◆ Exercise brief
Count up the lines below containing the word "Chrome", and give the result with no other words.

══ Records for the task ══

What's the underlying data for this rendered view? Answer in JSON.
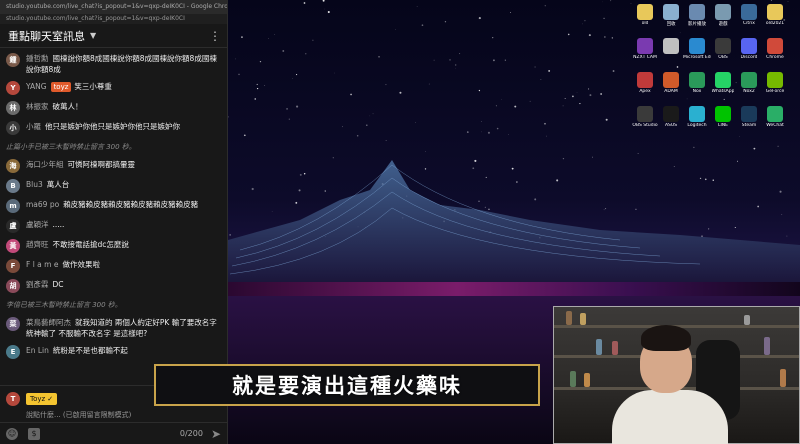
{
  "window": {
    "url": "studio.youtube.com/live_chat?is_popout=1&v=qxp-deIK0CI - Google Chrome",
    "url_short": "studio.youtube.com/live_chat?is_popout=1&v=qxp-deIK0CI"
  },
  "chat": {
    "title": "重點聊天室訊息",
    "messages": [
      {
        "avatar_letter": "鍾",
        "avatar_color": "#7a5a4a",
        "author": "鍾哲勳",
        "badge": "",
        "text": "國棟說你額8成國棟說你額8成國棟說你額8成國棟說你額8成"
      },
      {
        "avatar_letter": "Y",
        "avatar_color": "#b5483c",
        "author": "YANG",
        "badge": "toyz",
        "text": "笑三小尊重"
      },
      {
        "avatar_letter": "林",
        "avatar_color": "#6b6b6b",
        "author": "林振家",
        "badge": "",
        "text": "破萬人！"
      },
      {
        "avatar_letter": "小",
        "avatar_color": "#3a3a3a",
        "author": "小羅",
        "badge": "",
        "text": "他只是嫉妒你他只是嫉妒你他只是嫉妒你"
      }
    ],
    "system_1": "止篇小手已被三木暫時禁止留言 300 秒。",
    "messages_2": [
      {
        "avatar_letter": "海",
        "avatar_color": "#8a6a3a",
        "author": "海口少年組",
        "badge": "",
        "text": "可憐阿棟啊都搞暈靈"
      },
      {
        "avatar_letter": "B",
        "avatar_color": "#6a7a8a",
        "author": "Blu3",
        "badge": "",
        "text": "萬人台"
      },
      {
        "avatar_letter": "m",
        "avatar_color": "#5a6a7a",
        "author": "ma69 po",
        "badge": "",
        "text": "賴皮豬賴皮豬賴皮豬賴皮豬賴皮豬賴皮豬"
      },
      {
        "avatar_letter": "盧",
        "avatar_color": "#2a2a2a",
        "author": "盧穎洋",
        "badge": "",
        "text": "....."
      },
      {
        "avatar_letter": "黃",
        "avatar_color": "#c24a7a",
        "author": "趙齊旺",
        "badge": "",
        "text": "不敢接電話搶dc怎麼說"
      },
      {
        "avatar_letter": "F",
        "avatar_color": "#7a4a3a",
        "author": "F l a m e",
        "badge": "",
        "text": "做作效果啦"
      },
      {
        "avatar_letter": "胡",
        "avatar_color": "#8a4a5a",
        "author": "劉彥霖",
        "badge": "",
        "text": "DC"
      }
    ],
    "system_2": "李倍已被三木暫時禁止留言 300 秒。",
    "messages_3": [
      {
        "avatar_letter": "菜",
        "avatar_color": "#6a5a7a",
        "author": "菜鳥藝師阿杰",
        "badge": "",
        "text": "就我知道的 兩個人約定好PK 輸了要改名字 統神輸了 不服輸不改名字 是這樣吧?"
      },
      {
        "avatar_letter": "E",
        "avatar_color": "#4a7a8a",
        "author": "En Lin",
        "badge": "",
        "text": "統粉是不是也都輸不起"
      }
    ],
    "pinned": {
      "author": "Toyz",
      "check": "✓",
      "input_placeholder": "說點什麼... (已啟用留言限制模式)"
    },
    "counter": "0/200"
  },
  "desktop_icons": [
    {
      "name": "old",
      "color": "#e8c85a"
    },
    {
      "name": "回收",
      "color": "#8ab0d0"
    },
    {
      "name": "影片播放",
      "color": "#6a8ab0"
    },
    {
      "name": "遊戲",
      "color": "#7a9ab0"
    },
    {
      "name": "Citrix",
      "color": "#3a6a9a"
    },
    {
      "name": "old2021",
      "color": "#e8c85a"
    },
    {
      "name": "NZXT CAM",
      "color": "#7a3ab0"
    },
    {
      "name": "",
      "color": "#c0c0c0"
    },
    {
      "name": "Microsoft Edge",
      "color": "#2a8ad0"
    },
    {
      "name": "OBS",
      "color": "#3a3a3a"
    },
    {
      "name": "Discord",
      "color": "#5865f2"
    },
    {
      "name": "Chrome",
      "color": "#d04a3a"
    },
    {
      "name": "Apex",
      "color": "#c03a3a"
    },
    {
      "name": "ADAM",
      "color": "#d05a2a"
    },
    {
      "name": "Nox",
      "color": "#2a9a5a"
    },
    {
      "name": "WhatsApp",
      "color": "#25d366"
    },
    {
      "name": "Nox2",
      "color": "#2a9a5a"
    },
    {
      "name": "GeForce",
      "color": "#76b900"
    },
    {
      "name": "OBS Studio",
      "color": "#3a3a3a"
    },
    {
      "name": "ASUS",
      "color": "#1a1a1a"
    },
    {
      "name": "Logitech",
      "color": "#2ab0d0"
    },
    {
      "name": "LINE",
      "color": "#00c300"
    },
    {
      "name": "Steam",
      "color": "#1a3a5a"
    },
    {
      "name": "WeChat",
      "color": "#2aae67"
    }
  ],
  "overlay": {
    "subtitle": "就是要演出這種火藥味"
  }
}
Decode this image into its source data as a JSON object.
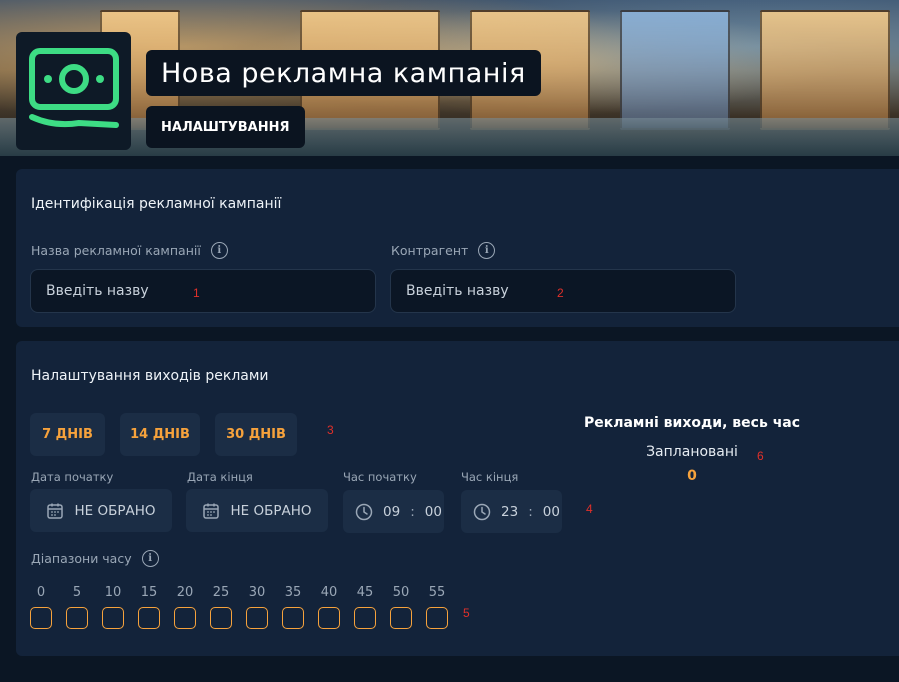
{
  "header": {
    "title": "Нова рекламна кампанія",
    "subtitle": "НАЛАШТУВАННЯ",
    "logo_icon": "money-bill-icon",
    "logo_color": "#3ddc84"
  },
  "identification": {
    "title": "Ідентифікація рекламної кампанії",
    "campaign_name": {
      "label": "Назва рекламної кампанії",
      "placeholder": "Введіть назву",
      "marker": "1"
    },
    "counterparty": {
      "label": "Контрагент",
      "placeholder": "Введіть назву",
      "marker": "2"
    }
  },
  "settings": {
    "title": "Налаштування виходів реклами",
    "day_presets": [
      "7 ДНІВ",
      "14 ДНІВ",
      "30 ДНІВ"
    ],
    "day_presets_marker": "3",
    "start_date": {
      "label": "Дата початку",
      "value": "НЕ ОБРАНО"
    },
    "end_date": {
      "label": "Дата кінця",
      "value": "НЕ ОБРАНО"
    },
    "start_time": {
      "label": "Час початку",
      "hours": "09",
      "minutes": "00"
    },
    "end_time": {
      "label": "Час кінця",
      "hours": "23",
      "minutes": "00"
    },
    "datetime_marker": "4",
    "ranges": {
      "label": "Діапазони часу",
      "minutes": [
        "0",
        "5",
        "10",
        "15",
        "20",
        "25",
        "30",
        "35",
        "40",
        "45",
        "50",
        "55"
      ],
      "marker": "5"
    },
    "stats": {
      "title": "Рекламні виходи, весь час",
      "label": "Заплановані",
      "value": "0",
      "marker": "6"
    }
  },
  "colors": {
    "accent": "#f6a23c",
    "marker": "#e0302a",
    "panel": "#13233a"
  }
}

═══

◆ Problem solution
2